If she's playing the "woman card" and yet women don't respond to that, that's not much of a card at all, is it? More like a joker. But logic hasn't been much of a strong point for Mr Trump so far, so I'll let that one slip in favour of a closer look at how his comments reflect the position of women in US politics today.
The fact that being a woman is being considered as an asset or otherwise for Ms Clinton is no surprise - as a female politician in the US she is, necessarily, an outlier. In 2014, America ranked 98th in the world for the percentage of women within the national legislature, dropping from 59th in 1998. Only 11 states have ever elected both a female governor and a female senator. Importantly, there is no significant link between political leanings by state and their likeliness to have elected a women; it's a problem right across the political spectrum.
So if Hillary has a gender card in her pack, why shouldn't she play it? Goodness knows American women need an advocate in high places. Although they make up almost half the workforce (47pc), an average salary for a woman working full time in 2014 was $39,621 (€35,002), compared with $50,383 (€44,521) for a man working full time. A woman in the US is earning an average of 70 cents for every dollar that a man takes home.
Women make up 74pc of cashiers in the US, and 91pc of nurses - but just 32pc of physicians and surgeons and 14pc of police officers. And how can a Western nation allow businesses to dictate that 12 weeks of unpaid maternity leave - unpaid! - is sufficient to support half the workforce in balancing work and family life? You never see a pro-life campaigner touting a placard about that moral question, do you?
Mr Trump is, of course, entirely wrong about one thing here: the claim that Ms Clinton would not be considered a serious candidate is so ridiculous it is amusing. If she were a man, there would be no other candidate in town. A professional, experienced, polished politician with experience inside the White House?
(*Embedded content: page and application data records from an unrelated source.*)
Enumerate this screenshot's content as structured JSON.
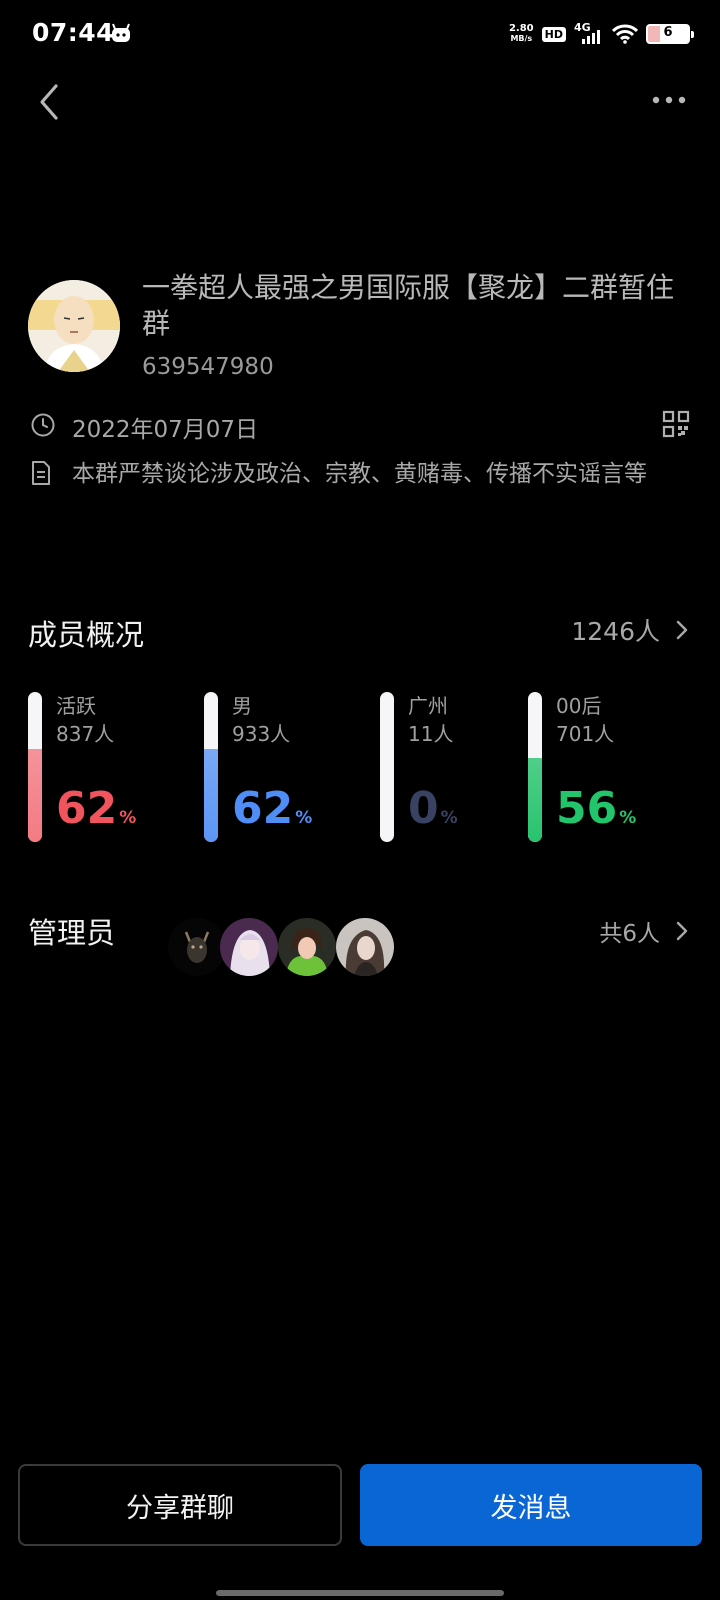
{
  "status_bar": {
    "time": "07:44",
    "speed_value": "2.80",
    "speed_unit": "MB/s",
    "hd": "HD",
    "network": "4G",
    "battery": "6"
  },
  "nav": {
    "back_icon": "chevron-left-icon",
    "more_icon": "more-horizontal-icon"
  },
  "group": {
    "name": "一拳超人最强之男国际服【聚龙】二群暂住群",
    "id": "639547980",
    "created": "2022年07月07日",
    "notice": "本群严禁谈论涉及政治、宗教、黄赌毒、传播不实谣言等"
  },
  "members": {
    "title": "成员概况",
    "total": "1246人",
    "stats": [
      {
        "label": "活跃",
        "count": "837人",
        "percent": "62",
        "unit": "%",
        "fill": 0.62,
        "color": "#f2545e",
        "fill_color": "#f47a83"
      },
      {
        "label": "男",
        "count": "933人",
        "percent": "62",
        "unit": "%",
        "fill": 0.62,
        "color": "#4f8ef7",
        "fill_color": "#5b95f5"
      },
      {
        "label": "广州",
        "count": "11人",
        "percent": "0",
        "unit": "%",
        "fill": 0.0,
        "color": "#3a4263",
        "fill_color": "#3a4263"
      },
      {
        "label": "00后",
        "count": "701人",
        "percent": "56",
        "unit": "%",
        "fill": 0.56,
        "color": "#22c56b",
        "fill_color": "#27c46e"
      }
    ]
  },
  "admins": {
    "title": "管理员",
    "count": "共6人"
  },
  "actions": {
    "share": "分享群聊",
    "send": "发消息"
  }
}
He'd be just the man to see off an ill-equipped challenger fighting the presidency on an ego ticket.
The problem that Hillary faces - or the "woman card" that Mr Trump perceives her to be playing - is the way people still feel about women and power.
As Hanna Schank wrote for 'Salon' in her excellent essay describing why she intended to vote for Hillary: "I understand what it's like to be the most qualified person in the room and still be overlooked in favour of the charismatic guy just because, well, you'd rather have a beer with him. And I know that until the world sees what it looks like for this country to have a female president, we're going to forever be finding reasons not to vote for one."
There is, as Ms Schank concludes, still so much for American women to fight for. And that fight starts with a woman standing for president, facing down all the criticism levelled at her for having the audacity to do so.
Of course, the best card in Hillary's hand is also Donald Trump: when Americans go to the polls in November, she'll be on the ballot paper as his opponent. I know who I'd put my wager on to fold in the final round.